Lumie applauds Nobel recognition for inventor of blue LEDs

Lumie Clear, light therapy for acne

A combination of blue and red light is most effective against acne

Blue LEDs (Light Emitting Diodes) have not only revolutionised energy efficient lighting but they have also made possible a remarkable treatment for acne that affects 80% of young people.  Lumie worked with leading dermatologists to develop Lumie Clear, which combines blue and red light therapy.

Lumie CEO Jonathan Cridland says that The Nobel Prize awarded to Professors Akasaki, Amano and Nakamura for their ground breaking work is well deserved:

“As a company that specialises in light therapy based on this research, it’s fantastic to see the work of these scientists being recognised in this way.”

Professors Akasaki, Amano and Nakamura made the first blue LEDs in the early 1990s and their invention is now being recognised. White and red LEDs have been around for longer but the blue variant had proved more difficult to develop.
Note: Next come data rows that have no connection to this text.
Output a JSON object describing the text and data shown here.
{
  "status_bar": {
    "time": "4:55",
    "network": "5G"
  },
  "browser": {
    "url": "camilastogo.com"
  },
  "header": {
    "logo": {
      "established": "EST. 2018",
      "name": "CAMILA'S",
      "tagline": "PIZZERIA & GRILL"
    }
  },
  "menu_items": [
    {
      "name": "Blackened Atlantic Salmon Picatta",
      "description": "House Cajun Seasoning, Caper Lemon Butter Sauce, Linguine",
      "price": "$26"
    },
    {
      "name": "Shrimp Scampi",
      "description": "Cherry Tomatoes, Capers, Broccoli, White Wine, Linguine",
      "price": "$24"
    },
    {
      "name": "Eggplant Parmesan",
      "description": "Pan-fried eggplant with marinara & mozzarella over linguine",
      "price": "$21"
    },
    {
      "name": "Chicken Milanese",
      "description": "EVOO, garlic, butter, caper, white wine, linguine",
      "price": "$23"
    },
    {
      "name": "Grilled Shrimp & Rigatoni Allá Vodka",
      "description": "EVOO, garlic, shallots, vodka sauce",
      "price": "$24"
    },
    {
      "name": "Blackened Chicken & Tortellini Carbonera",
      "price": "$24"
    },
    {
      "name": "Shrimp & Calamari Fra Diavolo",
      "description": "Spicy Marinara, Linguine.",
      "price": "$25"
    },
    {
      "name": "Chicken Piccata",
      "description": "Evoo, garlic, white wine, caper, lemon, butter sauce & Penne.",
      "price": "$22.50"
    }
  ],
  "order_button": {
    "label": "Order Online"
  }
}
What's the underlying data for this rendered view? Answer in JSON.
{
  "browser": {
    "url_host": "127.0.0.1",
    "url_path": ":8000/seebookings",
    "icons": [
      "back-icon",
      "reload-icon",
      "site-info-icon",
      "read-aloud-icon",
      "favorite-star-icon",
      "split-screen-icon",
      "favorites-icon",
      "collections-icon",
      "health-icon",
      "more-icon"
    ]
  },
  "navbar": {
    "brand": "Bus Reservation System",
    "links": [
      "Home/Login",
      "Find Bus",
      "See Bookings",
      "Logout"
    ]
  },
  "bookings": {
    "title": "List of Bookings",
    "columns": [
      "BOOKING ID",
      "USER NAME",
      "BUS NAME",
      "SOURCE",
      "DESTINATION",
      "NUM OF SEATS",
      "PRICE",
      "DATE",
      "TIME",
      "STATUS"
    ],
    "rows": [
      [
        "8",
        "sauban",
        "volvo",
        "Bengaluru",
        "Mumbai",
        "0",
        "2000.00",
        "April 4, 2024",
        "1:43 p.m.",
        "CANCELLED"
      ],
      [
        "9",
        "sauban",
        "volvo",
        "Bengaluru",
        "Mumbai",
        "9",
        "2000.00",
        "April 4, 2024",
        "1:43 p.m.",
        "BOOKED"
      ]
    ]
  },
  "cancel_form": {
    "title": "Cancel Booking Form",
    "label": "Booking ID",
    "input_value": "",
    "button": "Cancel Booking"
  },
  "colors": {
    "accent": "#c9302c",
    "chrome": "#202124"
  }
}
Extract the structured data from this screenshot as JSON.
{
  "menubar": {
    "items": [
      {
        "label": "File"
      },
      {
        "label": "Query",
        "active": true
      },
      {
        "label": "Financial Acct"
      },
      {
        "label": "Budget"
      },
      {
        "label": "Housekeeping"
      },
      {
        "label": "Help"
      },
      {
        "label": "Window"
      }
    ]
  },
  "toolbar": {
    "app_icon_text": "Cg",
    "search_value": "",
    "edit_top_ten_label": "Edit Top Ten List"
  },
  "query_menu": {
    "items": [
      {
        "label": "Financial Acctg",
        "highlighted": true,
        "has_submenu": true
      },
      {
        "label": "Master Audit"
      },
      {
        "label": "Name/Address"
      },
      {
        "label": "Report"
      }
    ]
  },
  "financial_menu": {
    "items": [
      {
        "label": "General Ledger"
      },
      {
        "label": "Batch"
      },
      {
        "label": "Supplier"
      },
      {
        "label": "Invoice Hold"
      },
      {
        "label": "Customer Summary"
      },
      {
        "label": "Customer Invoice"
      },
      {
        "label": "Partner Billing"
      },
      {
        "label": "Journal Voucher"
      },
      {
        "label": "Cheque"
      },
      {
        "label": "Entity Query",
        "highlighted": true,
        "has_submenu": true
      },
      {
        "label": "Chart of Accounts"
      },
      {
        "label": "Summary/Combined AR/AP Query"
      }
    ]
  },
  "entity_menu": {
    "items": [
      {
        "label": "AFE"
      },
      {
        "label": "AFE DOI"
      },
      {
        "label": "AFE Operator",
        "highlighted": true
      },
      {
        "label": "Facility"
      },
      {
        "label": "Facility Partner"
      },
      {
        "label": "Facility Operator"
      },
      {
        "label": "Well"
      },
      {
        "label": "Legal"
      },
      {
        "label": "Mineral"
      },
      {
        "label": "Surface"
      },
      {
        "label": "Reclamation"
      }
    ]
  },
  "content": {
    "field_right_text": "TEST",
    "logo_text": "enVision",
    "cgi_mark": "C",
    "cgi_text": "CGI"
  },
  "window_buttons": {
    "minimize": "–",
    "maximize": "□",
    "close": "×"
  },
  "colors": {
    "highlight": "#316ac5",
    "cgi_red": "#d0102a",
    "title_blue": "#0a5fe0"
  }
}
LEDs have a multitude of uses from energy efficient lighting – which Akasaki, Amano and Nakamura’s more recent research has made possible – to electronic gadgets and medical technology, such as Lumie Clear. The device was developed with input from the research team of leading dermatologist Dr Tony Chu at Hammersmith Hospital, London (Br J Dermatol, 2000 May; 142(5);973-8).

In clinical trials at Imperial College of Science, London, a combination of blue and red light was shown to be most effective against acne. Blue light penetrates the pores of the skin to destroy the bacteria that causes acne and the red light soothes inflammation and heals the skin. Those using combination blue-red light therapy saw a real difference after four weeks and at 12 weeks their skin was, on average,  76% less inflamed and 56% clearer.

Light therapy is a non-invasive method to treat mild to moderate acne and is widely used in spas and dermatology clinics. Lumie Clear was developed to offer the benefits of this treatment in the home, with a noticeable improvement in 4 weeks.

LEDs have a wide range of uses in today’s world, for example inside lights, mobile phones and TV screens, and their usefulness was emphasised by the Nobel jury when they made their announcement.

Find out more about how Lumie Clear works here.